Task brief:
Apart from the pictures, every entry below should be repeated exactly.

(Beginning of Extracted data)

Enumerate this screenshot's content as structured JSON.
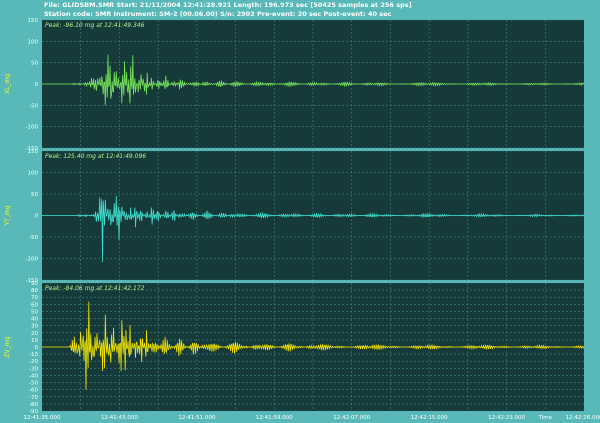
{
  "header": {
    "line1": "File: GLIDSBM.SMR  Start: 21/11/2004 12:41:28.921 Length: 196.973 sec [50425 samples at 256 sps]",
    "line2": "Station code: SMR  Instrument: SM-2 (00.06.00)  S/n: 2902  Pre-event: 20 sec  Post-event: 40 sec"
  },
  "colors": {
    "background": "#59b8b8",
    "panel": "#163a3a",
    "grid": "#3f8585",
    "xl": "#79e35c",
    "yt": "#40e0d0",
    "zv": "#f2e200",
    "label": "#eaff3a",
    "peak_text": "#b8f08a"
  },
  "chart_data": [
    {
      "type": "line",
      "ylabel": "XL_mg",
      "annotation": "Peak: -96.10 mg at 12:41:49.346",
      "ylim": [
        -150,
        150
      ],
      "yticks": [
        150,
        100,
        50,
        0,
        -50,
        -100,
        -150
      ],
      "series": [
        {
          "x": [
            0,
            10,
            12,
            14,
            16,
            18,
            19,
            20,
            21,
            22,
            23,
            24,
            25,
            26,
            27,
            28,
            29,
            30,
            31,
            32,
            33,
            34,
            35,
            36,
            37,
            38,
            40,
            42,
            45,
            48,
            50,
            55,
            60,
            65,
            70,
            80,
            90,
            100,
            110,
            120,
            140,
            160,
            180,
            197
          ],
          "y": [
            0,
            0,
            2,
            -5,
            10,
            -14,
            22,
            -45,
            42,
            -96,
            75,
            -80,
            85,
            -70,
            60,
            -80,
            90,
            -80,
            70,
            -92,
            95,
            -70,
            60,
            -50,
            40,
            -35,
            30,
            -25,
            20,
            -18,
            15,
            -12,
            10,
            -10,
            8,
            -8,
            7,
            -6,
            6,
            -5,
            5,
            -4,
            3,
            -3
          ]
        }
      ]
    },
    {
      "type": "line",
      "ylabel": "YT_mg",
      "annotation": "Peak: 125.40 mg at 12:41:49.096",
      "ylim": [
        -150,
        150
      ],
      "yticks": [
        150,
        100,
        50,
        0,
        -50,
        -100,
        -150
      ],
      "series": [
        {
          "x": [
            0,
            12,
            14,
            16,
            18,
            19,
            20,
            21,
            22,
            23,
            24,
            25,
            26,
            27,
            28,
            29,
            30,
            31,
            32,
            34,
            36,
            38,
            40,
            42,
            45,
            48,
            50,
            55,
            60,
            65,
            70,
            80,
            90,
            100,
            110,
            120,
            140,
            160,
            180,
            197
          ],
          "y": [
            0,
            0,
            3,
            -4,
            5,
            -6,
            30,
            -60,
            125,
            -90,
            80,
            -75,
            65,
            -55,
            60,
            -45,
            50,
            -40,
            35,
            -30,
            30,
            -25,
            28,
            -22,
            20,
            -18,
            15,
            -12,
            12,
            -10,
            9,
            -8,
            7,
            -6,
            6,
            -5,
            5,
            -4,
            3,
            -3
          ]
        }
      ]
    },
    {
      "type": "line",
      "ylabel": "ZV_mg",
      "annotation": "Peak: -84.06 mg at 12:41:42.172",
      "ylim": [
        -90,
        90
      ],
      "yticks": [
        90,
        80,
        70,
        60,
        50,
        40,
        30,
        20,
        10,
        0,
        -10,
        -20,
        -30,
        -40,
        -50,
        -60,
        -70,
        -80,
        -90
      ],
      "series": [
        {
          "x": [
            0,
            10,
            12,
            13,
            14,
            15,
            16,
            17,
            18,
            19,
            20,
            21,
            22,
            23,
            24,
            25,
            26,
            27,
            28,
            29,
            30,
            32,
            34,
            36,
            38,
            40,
            45,
            50,
            55,
            60,
            70,
            80,
            90,
            100,
            120,
            140,
            160,
            180,
            197
          ],
          "y": [
            0,
            0,
            -20,
            40,
            -84,
            60,
            -70,
            70,
            -50,
            55,
            -60,
            50,
            -45,
            60,
            -40,
            50,
            -55,
            45,
            -40,
            70,
            -50,
            45,
            -40,
            30,
            -28,
            25,
            -20,
            15,
            -14,
            12,
            -10,
            8,
            -7,
            6,
            -5,
            4,
            -4,
            3,
            -2
          ]
        }
      ]
    }
  ],
  "x_axis": {
    "ticks": [
      "12:41:35.000",
      "12:41:43.000",
      "12:41:51.000",
      "12:41:59.000",
      "12:42:07.000",
      "12:42:15.000",
      "12:42:23.000",
      "12:42:26.000"
    ],
    "title": "Time"
  }
}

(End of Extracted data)

Your response:
Enumerate this screenshot's content as structured JSON.
{
  "header": {
    "line1": "File: GLIDSBM.SMR  Start: 21/11/2004 12:41:28.921 Length: 196.973 sec [50425 samples at 256 sps]",
    "line2": "Station code: SMR  Instrument: SM-2 (00.06.00)  S/n: 2902  Pre-event: 20 sec  Post-event: 40 sec"
  },
  "colors": {
    "background": "#59b8b8",
    "panel": "#163a3a",
    "grid": "#3f8585",
    "xl": "#79e35c",
    "yt": "#40e0d0",
    "zv": "#f2e200",
    "label": "#eaff3a",
    "peak_text": "#b8f08a"
  },
  "chart_data": [
    {
      "type": "line",
      "ylabel": "XL_mg",
      "annotation": "Peak: -96.10 mg at 12:41:49.346",
      "ylim": [
        -150,
        150
      ],
      "yticks": [
        150,
        100,
        50,
        0,
        -50,
        -100,
        -150
      ],
      "series": [
        {
          "x": [
            0,
            10,
            12,
            14,
            16,
            18,
            19,
            20,
            21,
            22,
            23,
            24,
            25,
            26,
            27,
            28,
            29,
            30,
            31,
            32,
            33,
            34,
            35,
            36,
            37,
            38,
            40,
            42,
            45,
            48,
            50,
            55,
            60,
            65,
            70,
            80,
            90,
            100,
            110,
            120,
            140,
            160,
            180,
            197
          ],
          "y": [
            0,
            0,
            2,
            -5,
            10,
            -14,
            22,
            -45,
            42,
            -96,
            75,
            -80,
            85,
            -70,
            60,
            -80,
            90,
            -80,
            70,
            -92,
            95,
            -70,
            60,
            -50,
            40,
            -35,
            30,
            -25,
            20,
            -18,
            15,
            -12,
            10,
            -10,
            8,
            -8,
            7,
            -6,
            6,
            -5,
            5,
            -4,
            3,
            -3
          ]
        }
      ]
    },
    {
      "type": "line",
      "ylabel": "YT_mg",
      "annotation": "Peak: 125.40 mg at 12:41:49.096",
      "ylim": [
        -150,
        150
      ],
      "yticks": [
        150,
        100,
        50,
        0,
        -50,
        -100,
        -150
      ],
      "series": [
        {
          "x": [
            0,
            12,
            14,
            16,
            18,
            19,
            20,
            21,
            22,
            23,
            24,
            25,
            26,
            27,
            28,
            29,
            30,
            31,
            32,
            34,
            36,
            38,
            40,
            42,
            45,
            48,
            50,
            55,
            60,
            65,
            70,
            80,
            90,
            100,
            110,
            120,
            140,
            160,
            180,
            197
          ],
          "y": [
            0,
            0,
            3,
            -4,
            5,
            -6,
            30,
            -60,
            125,
            -90,
            80,
            -75,
            65,
            -55,
            60,
            -45,
            50,
            -40,
            35,
            -30,
            30,
            -25,
            28,
            -22,
            20,
            -18,
            15,
            -12,
            12,
            -10,
            9,
            -8,
            7,
            -6,
            6,
            -5,
            5,
            -4,
            3,
            -3
          ]
        }
      ]
    },
    {
      "type": "line",
      "ylabel": "ZV_mg",
      "annotation": "Peak: -84.06 mg at 12:41:42.172",
      "ylim": [
        -90,
        90
      ],
      "yticks": [
        90,
        80,
        70,
        60,
        50,
        40,
        30,
        20,
        10,
        0,
        -10,
        -20,
        -30,
        -40,
        -50,
        -60,
        -70,
        -80,
        -90
      ],
      "series": [
        {
          "x": [
            0,
            10,
            12,
            13,
            14,
            15,
            16,
            17,
            18,
            19,
            20,
            21,
            22,
            23,
            24,
            25,
            26,
            27,
            28,
            29,
            30,
            32,
            34,
            36,
            38,
            40,
            45,
            50,
            55,
            60,
            70,
            80,
            90,
            100,
            120,
            140,
            160,
            180,
            197
          ],
          "y": [
            0,
            0,
            -20,
            40,
            -84,
            60,
            -70,
            70,
            -50,
            55,
            -60,
            50,
            -45,
            60,
            -40,
            50,
            -55,
            45,
            -40,
            70,
            -50,
            45,
            -40,
            30,
            -28,
            25,
            -20,
            15,
            -14,
            12,
            -10,
            8,
            -7,
            6,
            -5,
            4,
            -4,
            3,
            -2
          ]
        }
      ]
    }
  ],
  "x_axis": {
    "ticks": [
      "12:41:35.000",
      "12:41:43.000",
      "12:41:51.000",
      "12:41:59.000",
      "12:42:07.000",
      "12:42:15.000",
      "12:42:23.000",
      "12:42:26.000"
    ],
    "title": "Time"
  }
}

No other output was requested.